“I know how to operate a computer,” answered the witness.

“What professional qualifications do you have in IT?”

“I don’t have any professional qualification in IT, but I can operate it.”

“At the NIA, do you have an IT Department?”

“I don’t know about that.”

“Have a look at exhibit B2 and B2A, you told the court that you printed both exhibits?”


“Where was exhibit B2 printed from?”

“From the phones of the two ladies.”

“What about exhibit B2A?”

“This one is from Zainab Koneh’s phone.”

Asked about the phones of Fatou Drammeh and Zainab Koneh, the witness told the court that he believes they are in the custody of the court.

He further told the court that they only printed the messages from the phones, and returned them back to the duo.

Further asked how he printed exhibit B and B2A, the witness adduced that both phones are Android and their cables were plugged into the computer, downloaded and printed out.

Asked to explain in detail the procedures he used to download and printed exhibit B and B2A, the NIA operative maintained his earlier answer.

“You will agree with me that both exhibits are contained in a special application called ‘WhatsApp’?”

The witness responded in the positive.

“I’m putting it to you that technologically it is impossible to simply put the cable on the computer, download it and print it out?”

“That’s your opinion.”

“You will agree with me that apart from the messages contained in exhibit B and B2A, there were other messages exchanged by the accused and the two ladies via WhatsApp?”
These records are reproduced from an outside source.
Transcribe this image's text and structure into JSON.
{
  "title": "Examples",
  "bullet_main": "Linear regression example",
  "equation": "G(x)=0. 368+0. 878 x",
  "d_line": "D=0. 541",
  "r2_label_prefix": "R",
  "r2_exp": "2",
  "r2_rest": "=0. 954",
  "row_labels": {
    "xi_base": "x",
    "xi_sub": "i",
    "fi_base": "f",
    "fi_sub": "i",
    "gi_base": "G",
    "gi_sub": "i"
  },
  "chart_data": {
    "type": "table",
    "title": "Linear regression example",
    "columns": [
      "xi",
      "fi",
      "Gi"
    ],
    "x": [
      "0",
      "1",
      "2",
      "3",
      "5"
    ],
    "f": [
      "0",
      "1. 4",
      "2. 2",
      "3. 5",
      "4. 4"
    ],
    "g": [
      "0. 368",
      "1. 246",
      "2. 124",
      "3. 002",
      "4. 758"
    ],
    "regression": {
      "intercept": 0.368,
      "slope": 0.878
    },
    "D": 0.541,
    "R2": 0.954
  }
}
The witness responded in the positive.

“Why was it not downloaded and printed as part of your investigations?”

The witness maintained that he only saw exhibit B and B2A.
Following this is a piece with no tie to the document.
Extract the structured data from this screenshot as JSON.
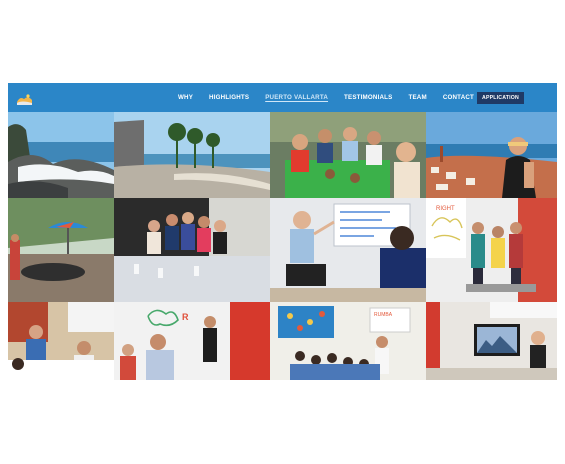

“PW2 admitted before this court, and in her statement at the NIA, that she used to chat with the accused person via ‘WhatsApp’ in two accounts?” said counsel.

“That’s her own statement.”
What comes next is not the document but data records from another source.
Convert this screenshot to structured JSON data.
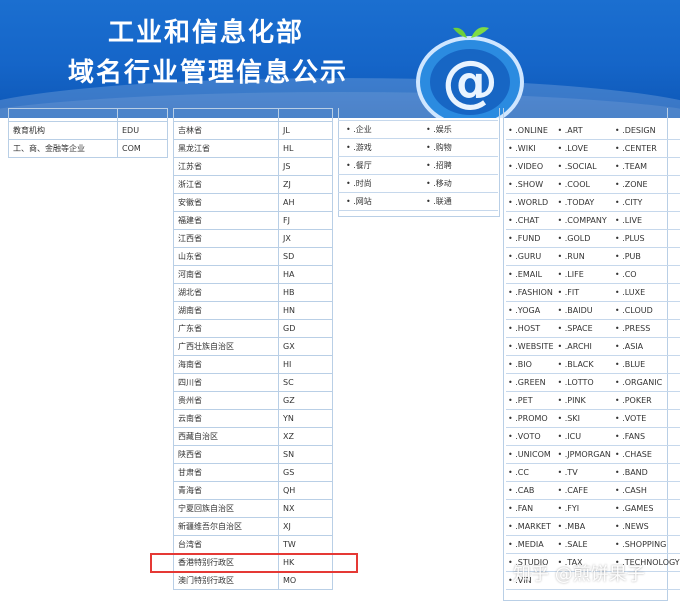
{
  "banner": {
    "title_line1": "工业和信息化部",
    "title_line2": "域名行业管理信息公示"
  },
  "category_table": [
    {
      "name": "教育机构",
      "code": "EDU"
    },
    {
      "name": "工、商、金融等企业",
      "code": "COM"
    }
  ],
  "province_table": [
    {
      "name": "吉林省",
      "code": "JL"
    },
    {
      "name": "黑龙江省",
      "code": "HL"
    },
    {
      "name": "江苏省",
      "code": "JS"
    },
    {
      "name": "浙江省",
      "code": "ZJ"
    },
    {
      "name": "安徽省",
      "code": "AH"
    },
    {
      "name": "福建省",
      "code": "FJ"
    },
    {
      "name": "江西省",
      "code": "JX"
    },
    {
      "name": "山东省",
      "code": "SD"
    },
    {
      "name": "河南省",
      "code": "HA"
    },
    {
      "name": "湖北省",
      "code": "HB"
    },
    {
      "name": "湖南省",
      "code": "HN"
    },
    {
      "name": "广东省",
      "code": "GD"
    },
    {
      "name": "广西壮族自治区",
      "code": "GX"
    },
    {
      "name": "海南省",
      "code": "HI"
    },
    {
      "name": "四川省",
      "code": "SC"
    },
    {
      "name": "贵州省",
      "code": "GZ"
    },
    {
      "name": "云南省",
      "code": "YN"
    },
    {
      "name": "西藏自治区",
      "code": "XZ"
    },
    {
      "name": "陕西省",
      "code": "SN"
    },
    {
      "name": "甘肃省",
      "code": "GS"
    },
    {
      "name": "青海省",
      "code": "QH"
    },
    {
      "name": "宁夏回族自治区",
      "code": "NX"
    },
    {
      "name": "新疆维吾尔自治区",
      "code": "XJ"
    },
    {
      "name": "台湾省",
      "code": "TW"
    },
    {
      "name": "香港特别行政区",
      "code": "HK"
    },
    {
      "name": "澳门特别行政区",
      "code": "MO"
    }
  ],
  "chinese_domains": [
    [
      ".企业",
      ".娱乐"
    ],
    [
      ".游戏",
      ".购物"
    ],
    [
      ".餐厅",
      ".招聘"
    ],
    [
      ".时尚",
      ".移动"
    ],
    [
      ".网站",
      ".联通"
    ]
  ],
  "gtld_domains": [
    [
      ".ONLINE",
      ".ART",
      ".DESIGN"
    ],
    [
      ".WIKI",
      ".LOVE",
      ".CENTER"
    ],
    [
      ".VIDEO",
      ".SOCIAL",
      ".TEAM"
    ],
    [
      ".SHOW",
      ".COOL",
      ".ZONE"
    ],
    [
      ".WORLD",
      ".TODAY",
      ".CITY"
    ],
    [
      ".CHAT",
      ".COMPANY",
      ".LIVE"
    ],
    [
      ".FUND",
      ".GOLD",
      ".PLUS"
    ],
    [
      ".GURU",
      ".RUN",
      ".PUB"
    ],
    [
      ".EMAIL",
      ".LIFE",
      ".CO"
    ],
    [
      ".FASHION",
      ".FIT",
      ".LUXE"
    ],
    [
      ".YOGA",
      ".BAIDU",
      ".CLOUD"
    ],
    [
      ".HOST",
      ".SPACE",
      ".PRESS"
    ],
    [
      ".WEBSITE",
      ".ARCHI",
      ".ASIA"
    ],
    [
      ".BIO",
      ".BLACK",
      ".BLUE"
    ],
    [
      ".GREEN",
      ".LOTTO",
      ".ORGANIC"
    ],
    [
      ".PET",
      ".PINK",
      ".POKER"
    ],
    [
      ".PROMO",
      ".SKI",
      ".VOTE"
    ],
    [
      ".VOTO",
      ".ICU",
      ".FANS"
    ],
    [
      ".UNICOM",
      ".JPMORGAN",
      ".CHASE"
    ],
    [
      ".CC",
      ".TV",
      ".BAND"
    ],
    [
      ".CAB",
      ".CAFE",
      ".CASH"
    ],
    [
      ".FAN",
      ".FYI",
      ".GAMES"
    ],
    [
      ".MARKET",
      ".MBA",
      ".NEWS"
    ],
    [
      ".MEDIA",
      ".SALE",
      ".SHOPPING"
    ],
    [
      ".STUDIO",
      ".TAX",
      ".TECHNOLOGY"
    ],
    [
      ".VIN",
      "",
      ""
    ]
  ],
  "watermark": "知乎 @煎饼果子",
  "colors": {
    "banner": "#1565c8",
    "table_border": "#b9cfe6",
    "highlight": "#e53935"
  }
}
“I put it to you that you are not a witness of truth?”

“I am a very truthful person, and I swore to an oath.”

“Is it correct that Fatou Drammeh (PW2) opened two WhatsApp accounts for the accused person, where messages were exchanged between them?”

“It is possible, but as far as I am concerned I saw only these two exhibits,” responded the NIA operative.

“As an investigative officer, did you verify the fact that these pictures came from Facebook from Fatou Camara’s wall, as stated by the accused in his statement?”

“I verified it, but I don’t know whether the source is Fatou Camara.”

“Ms Camara posted the said pictures in her Facebook wall; you said you verified it. I am putting it to you that she has over 28 thousand followers?”

“The investigators do not care whether she has a million followers; all we’re concerned about was that the pictures were sent to Zainab and she felt threatened.”

“Mr Ceesay, that information you admitted that you verified was public knowledge at the time of your verification?”

“I don’t know.”

At that juncture, the case was adjourned for the hearing to continue today.